The game doesn’t offer the player any in-game hints to solve puzzles. But it feels designed appropriately that with some light experimentation you can figure it out. Both Emma and Fenton can fall into hazards and die but they revive instantly at a nearby checkpoint. Emma, bless her heart, has some pretty horrible death scenes. One of which sees her get wrapped in a cocoon by a spider, the other getting literally chopped in half at the hip region. These deaths are free of any blood or gore and still remain suitable for most audiences in my opinion.
Attention to Detail
The graphics and sounds are incredibly detailed for an indie title. Before each level begins a loud and effective chime of a grandfather clock resonates as you are presented with the title of the level. When you play as Emma the world is in colour, but, when you switch to Fenton there world is more dark and grey and haunting. What stood out most of all is the level environments. There is some incredible attention to detail. On one level I had to just pause to appreciate a boiler room design. Sure that sounds pretty standard for a video game but in Tandem you have chains hanging from the ceiling, excellent use of shadows and there is just that eerie feeling you get walking through the darkness which is hard to create in a game setting.
But it’s not just boiler rooms, you’ll encounter all sorts of indoor and outdoor mansion settings all of which make excellent use of lighting and have several creepy characters such as spiders, Cthulhu like oil monsters and deadly soldiers. It’s not a mansion I’d like to visit in person but it sure was great to appreciate the art design, at least in game. Oddly in cutscenes, the quality of the graphics does take a slight dip, it didn’t take me out of the game experience but it just felt a little out of place.
Conclusion – A Tale Worth Playing

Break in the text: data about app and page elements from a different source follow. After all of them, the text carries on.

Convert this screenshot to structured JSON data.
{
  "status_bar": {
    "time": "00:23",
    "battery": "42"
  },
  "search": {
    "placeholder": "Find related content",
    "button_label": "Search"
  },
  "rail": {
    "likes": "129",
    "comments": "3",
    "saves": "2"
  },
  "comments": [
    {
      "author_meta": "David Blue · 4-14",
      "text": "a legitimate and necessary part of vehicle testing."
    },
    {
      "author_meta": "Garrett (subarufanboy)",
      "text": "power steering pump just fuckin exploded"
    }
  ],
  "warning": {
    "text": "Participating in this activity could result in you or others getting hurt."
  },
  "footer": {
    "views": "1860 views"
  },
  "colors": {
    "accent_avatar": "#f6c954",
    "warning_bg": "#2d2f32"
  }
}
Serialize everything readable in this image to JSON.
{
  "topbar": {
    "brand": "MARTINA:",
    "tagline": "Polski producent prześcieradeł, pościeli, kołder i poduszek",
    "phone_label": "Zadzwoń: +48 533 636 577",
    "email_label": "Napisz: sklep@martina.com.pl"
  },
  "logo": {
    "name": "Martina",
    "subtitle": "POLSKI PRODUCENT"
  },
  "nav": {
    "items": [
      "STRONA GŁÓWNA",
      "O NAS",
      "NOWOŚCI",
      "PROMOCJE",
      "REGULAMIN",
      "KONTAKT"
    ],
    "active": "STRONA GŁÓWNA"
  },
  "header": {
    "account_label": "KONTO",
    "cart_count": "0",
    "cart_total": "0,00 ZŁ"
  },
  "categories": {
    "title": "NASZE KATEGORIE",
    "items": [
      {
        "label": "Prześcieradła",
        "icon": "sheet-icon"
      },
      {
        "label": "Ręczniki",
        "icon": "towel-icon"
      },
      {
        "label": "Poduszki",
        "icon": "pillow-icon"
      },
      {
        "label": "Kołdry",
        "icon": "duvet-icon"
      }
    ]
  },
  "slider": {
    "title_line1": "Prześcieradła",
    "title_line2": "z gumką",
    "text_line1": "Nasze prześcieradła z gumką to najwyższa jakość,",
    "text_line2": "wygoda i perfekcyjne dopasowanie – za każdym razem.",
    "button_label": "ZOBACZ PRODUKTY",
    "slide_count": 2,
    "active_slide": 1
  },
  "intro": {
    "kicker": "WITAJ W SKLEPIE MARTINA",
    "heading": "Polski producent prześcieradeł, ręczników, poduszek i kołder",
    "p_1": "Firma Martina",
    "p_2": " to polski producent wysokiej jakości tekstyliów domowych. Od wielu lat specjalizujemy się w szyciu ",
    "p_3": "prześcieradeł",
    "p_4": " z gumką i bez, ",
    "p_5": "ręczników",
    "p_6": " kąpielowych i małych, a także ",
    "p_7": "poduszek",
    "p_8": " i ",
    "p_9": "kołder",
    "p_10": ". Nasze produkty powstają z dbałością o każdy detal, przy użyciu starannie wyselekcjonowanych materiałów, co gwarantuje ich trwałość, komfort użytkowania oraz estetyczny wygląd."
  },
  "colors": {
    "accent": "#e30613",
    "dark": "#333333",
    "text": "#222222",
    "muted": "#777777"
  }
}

Tandem: A Tale of Shadows is an entertaining puzzle game with a spooky theme that feels suitable for most gaming audiences. Emma and Fenton make a great gaming duo. Mixing top-down and 2D puzzle platformer makes for quite an engaging experience. If you’re looking for a suitable spooky action puzzler this Halloween (or any time of the year for that matter) then I highly recommend trying this game. You’re more likely to be highly entertained than have nightmares.
Final Verdict: I Like it a Lot